The Sultanate of Naqala is a broken kingdom, waiting for a new ruler. Who will take the throne? Can you move and influence the five tribes that cover the land? Or will one of the three other players invoke the djinns to grant their wishes?

Five Tribes is a superb board game from Bruno Cathala and publisher Days of Wonder. You know what you get with Days of Wonder: outstanding family-weight games, with top quality artwork and components. There’s a superb blend of bidding, set collection and a mancala system, wrapped up in a 1001 Nights theme.

Naqala consists of a modular 6×5 grid of tiles, with three random meeples starting on each tile. These tribe-meeples come in one of five colours – each one of the five tribes. On your turn you pick up all the tribe meeples from one tile, and then drop one of them off at an adjacent tile. Then you’ll drop another on a following adjacent tile, and again…

You end your turn by placing a final meeple on a tile where at least one matching coloured meeple sits. You then remove all meeples of this colour ‘tribe’ from this tile, and activate that tribe’s power.

Each tribe offers different traits. Some offer money, others offer rare goods (did somebody say ‘set collection’?). The wise Elders can help summon djinns – powerful genies who love to make their own rules. Viziers provide big end-game point-scoring promises. Meanwhile, the red tribe are assassins, and kill other tribe meeples!

After the tribe’s action, you do the tile action (where you ended your turn). Markets let you buy cards and Sacred Grounds are where you summon djinns. When you empty a tile territory of tribespeople, you get to claim that section. When there’s no legal mancala moves left, or if someone claims their final territory tile, it’s time to add up. Most points wins!

With different strategies to take and a modular set-up each time, no two games of Five Tribes are alike.

Player count: 2-4 players
Time: 40-80 minutes
Age: 13+

Additional information

Weight1.712 kg
  • Zatu Review Summary
  • Zatu Score

    Rating

    • Artwork
    • Complexity
    • Replayability
    • Player Interaction
    • Component Quality

    You might like

    • Almost infinite modular set-up
    • Gorgeous, big wooden bits
    • Lots of ways to score points
    • Each turn impacts the entire layout massive player interaction
    • The mancala is a clever puzzle mechanism

    Might not like
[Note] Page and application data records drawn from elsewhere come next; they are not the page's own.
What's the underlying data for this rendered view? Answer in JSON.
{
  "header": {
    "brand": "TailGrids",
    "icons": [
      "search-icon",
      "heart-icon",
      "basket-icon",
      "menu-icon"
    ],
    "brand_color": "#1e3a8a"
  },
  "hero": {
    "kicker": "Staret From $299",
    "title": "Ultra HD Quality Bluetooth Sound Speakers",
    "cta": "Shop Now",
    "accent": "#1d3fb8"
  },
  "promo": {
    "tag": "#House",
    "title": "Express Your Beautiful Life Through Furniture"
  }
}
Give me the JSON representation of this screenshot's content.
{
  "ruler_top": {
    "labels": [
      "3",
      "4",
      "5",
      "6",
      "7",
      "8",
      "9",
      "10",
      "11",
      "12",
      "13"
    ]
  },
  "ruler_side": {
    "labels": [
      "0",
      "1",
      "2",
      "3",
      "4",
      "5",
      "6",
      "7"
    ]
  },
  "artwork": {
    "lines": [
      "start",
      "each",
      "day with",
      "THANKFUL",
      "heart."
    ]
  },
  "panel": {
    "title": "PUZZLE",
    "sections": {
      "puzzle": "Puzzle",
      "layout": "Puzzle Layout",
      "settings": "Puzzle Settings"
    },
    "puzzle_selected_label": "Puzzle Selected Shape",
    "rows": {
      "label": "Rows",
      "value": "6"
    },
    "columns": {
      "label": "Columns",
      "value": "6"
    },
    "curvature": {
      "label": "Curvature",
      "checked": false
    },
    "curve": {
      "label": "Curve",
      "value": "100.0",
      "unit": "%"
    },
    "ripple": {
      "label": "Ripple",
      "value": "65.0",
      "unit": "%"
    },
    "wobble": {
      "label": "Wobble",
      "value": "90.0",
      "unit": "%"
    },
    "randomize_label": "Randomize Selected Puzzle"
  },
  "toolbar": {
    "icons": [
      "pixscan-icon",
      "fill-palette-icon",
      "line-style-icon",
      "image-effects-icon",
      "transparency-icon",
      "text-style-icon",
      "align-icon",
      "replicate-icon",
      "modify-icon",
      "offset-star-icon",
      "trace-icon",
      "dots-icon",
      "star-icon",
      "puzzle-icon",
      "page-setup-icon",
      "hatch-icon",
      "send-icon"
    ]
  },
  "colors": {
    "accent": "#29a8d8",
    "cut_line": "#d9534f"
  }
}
    • No chance to plan turns all about reacting
    • Can cause analysis paralysis
    • The Assassins can be direct take-that and attack-y
    • No points are revealed until the end, which can be disheartening